▶ _Work request_: Please copy all of the entries exactly, but drop every picture.

▶ _Available data_:
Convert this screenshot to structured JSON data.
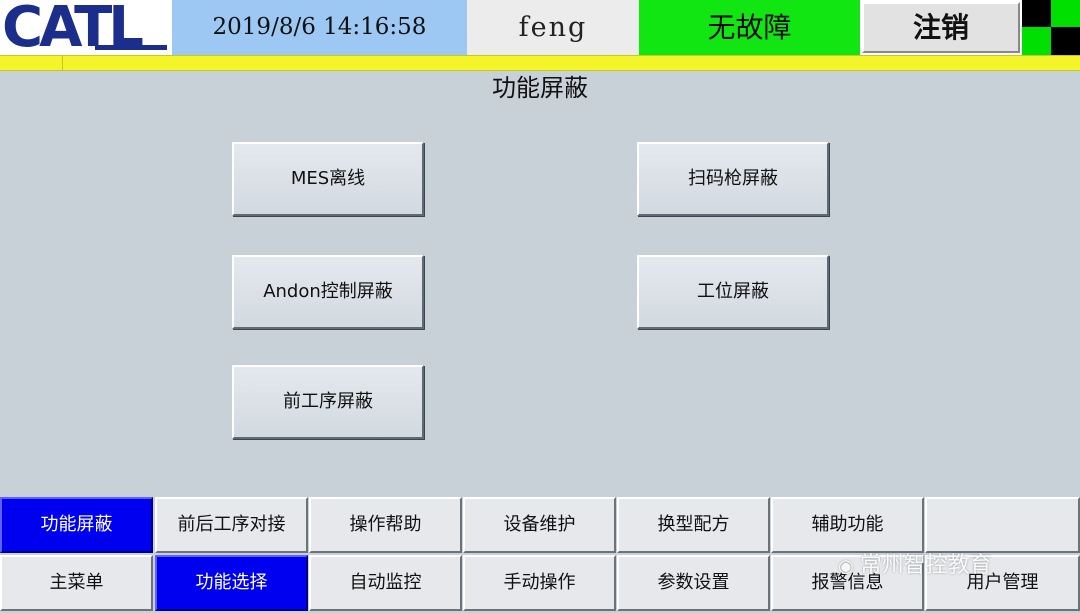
{
  "header": {
    "logo_text": "CATL",
    "datetime": "2019/8/6  14:16:58",
    "user": "feng",
    "status": "无故障",
    "status_color": "#12e612",
    "logout_label": "注销"
  },
  "page_title": "功能屏蔽",
  "function_buttons": [
    {
      "label": "MES离线"
    },
    {
      "label": "扫码枪屏蔽"
    },
    {
      "label": "Andon控制屏蔽"
    },
    {
      "label": "工位屏蔽"
    },
    {
      "label": "前工序屏蔽"
    }
  ],
  "nav_row1": [
    {
      "label": "功能屏蔽",
      "active": true
    },
    {
      "label": "前后工序对接"
    },
    {
      "label": "操作帮助"
    },
    {
      "label": "设备维护"
    },
    {
      "label": "换型配方"
    },
    {
      "label": "辅助功能"
    },
    {
      "label": ""
    }
  ],
  "nav_row2": [
    {
      "label": "主菜单"
    },
    {
      "label": "功能选择",
      "active": true
    },
    {
      "label": "自动监控"
    },
    {
      "label": "手动操作"
    },
    {
      "label": "参数设置"
    },
    {
      "label": "报警信息"
    },
    {
      "label": "用户管理"
    }
  ],
  "colors": {
    "active_nav": "#0000f0",
    "background": "#c8d0d8",
    "header_yellow": "#f4f42a"
  },
  "watermark": {
    "icon": "wechat-icon",
    "text": "常州智控教育"
  }
}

▶ _Exercise output_:
Convert this screenshot to structured JSON data.
{
  "header": {
    "logo_text": "CATL",
    "datetime": "2019/8/6  14:16:58",
    "user": "feng",
    "status": "无故障",
    "status_color": "#12e612",
    "logout_label": "注销"
  },
  "page_title": "功能屏蔽",
  "function_buttons": [
    {
      "label": "MES离线"
    },
    {
      "label": "扫码枪屏蔽"
    },
    {
      "label": "Andon控制屏蔽"
    },
    {
      "label": "工位屏蔽"
    },
    {
      "label": "前工序屏蔽"
    }
  ],
  "nav_row1": [
    {
      "label": "功能屏蔽",
      "active": true
    },
    {
      "label": "前后工序对接"
    },
    {
      "label": "操作帮助"
    },
    {
      "label": "设备维护"
    },
    {
      "label": "换型配方"
    },
    {
      "label": "辅助功能"
    },
    {
      "label": ""
    }
  ],
  "nav_row2": [
    {
      "label": "主菜单"
    },
    {
      "label": "功能选择",
      "active": true
    },
    {
      "label": "自动监控"
    },
    {
      "label": "手动操作"
    },
    {
      "label": "参数设置"
    },
    {
      "label": "报警信息"
    },
    {
      "label": "用户管理"
    }
  ],
  "colors": {
    "active_nav": "#0000f0",
    "background": "#c8d0d8",
    "header_yellow": "#f4f42a"
  },
  "watermark": {
    "icon": "wechat-icon",
    "text": "常州智控教育"
  }
}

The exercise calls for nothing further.